UK Police ramp up support for Cash in Transit over Christmas
Across the UK, Police Forces are once again collaborating with the Cash in Transit (CIT) industry to safeguard our collections and deliveries during the festive season.
Strong measures are now in place to support our teams and prevent CIT robberies in the run up to, and during, the Christmas period.
Police forces across the UK, the British Security Industry Association (BSIA), SaferCash and other partner agencies will again work together to combat CIT robberies. Officers will use both highly-visible and covert patrols on the ground and in some cases will escort security vehicles as they carry out their normal deliveries.
As with previous years, a number of tactics will be employed to prevent any robberies, including overt and covert CCTV monitoring; patrol cars following cash-handling vehicles; and of course, all cash containers include a dye or DNA markers which will be released if they are forcefully opened.
These are by no means victimless crimes as robberies that target CIT vehicles, banks, post offices, and commercial businesses are very often extremely violent. They can result in life-changing mental and physical scars for those who find themselves confronted by these criminals. These robberies can cause deep distress to those at the brunt of the attacks, who are after all, just trying to earn an honest living.
Rob Johnson, Head of Risk at Loomis UK comments: “Loomis and the wider Cash in Transit Industry work very closely with Police forces across the UK and initiatives that aim to target criminals who try to commit Cash in Transit crime play a very important part in reducing attacks on our staff.”
“Loomis use cutting edge technology in vehicles and equipment that are designed not only to protect our staff but also to help the Police with their investigations, often resulting in arrest, successful prosecution, and lengthy sentences for Cash in Transit criminals.”

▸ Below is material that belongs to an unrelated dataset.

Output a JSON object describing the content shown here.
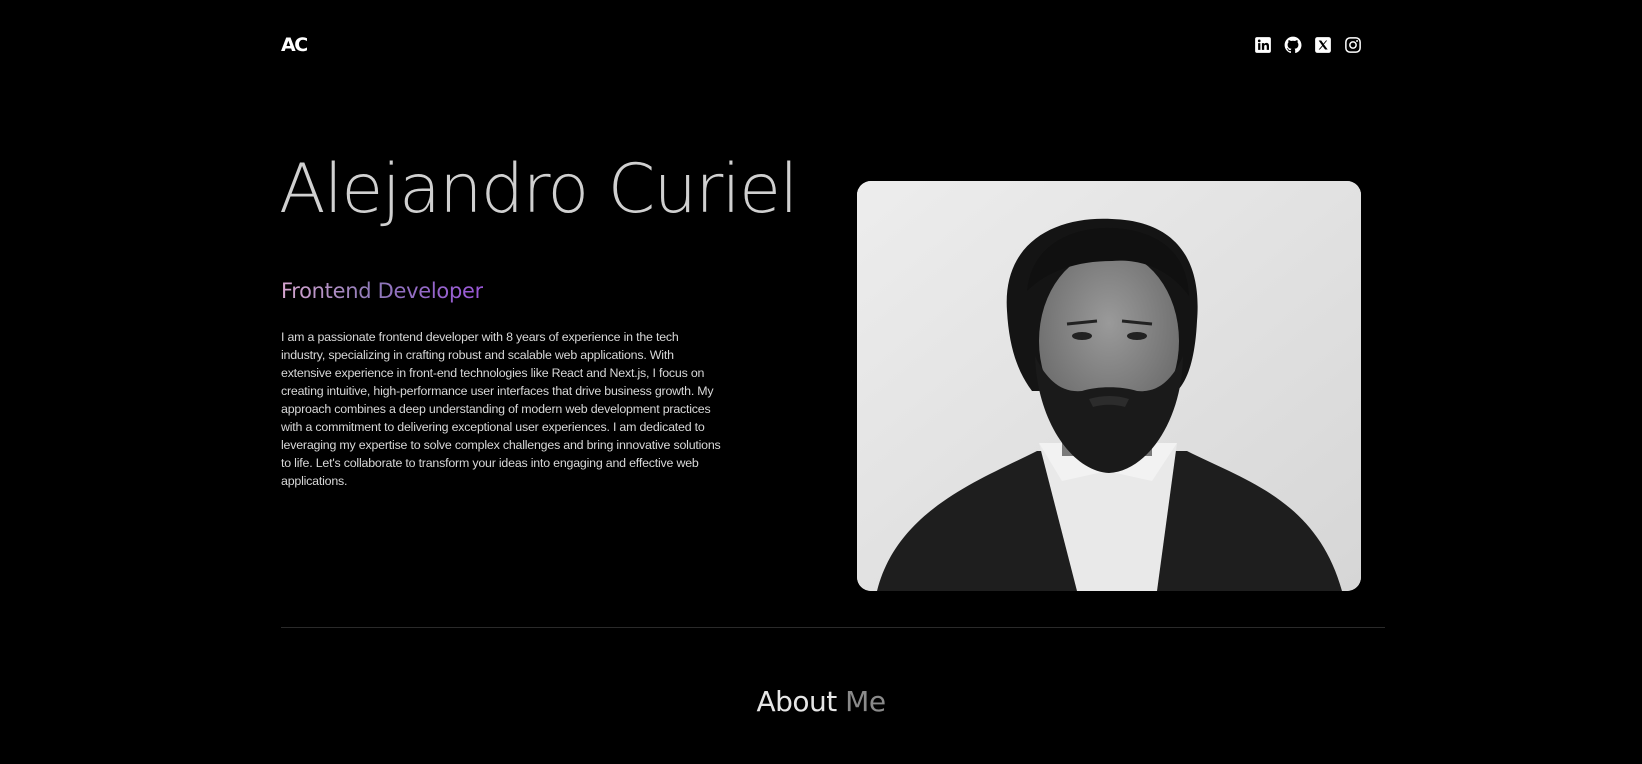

The public are asked to be vigilant and please report any suspicious activity by dialling 101 or calling Crimestoppers, anonymously, on 0800 555 111.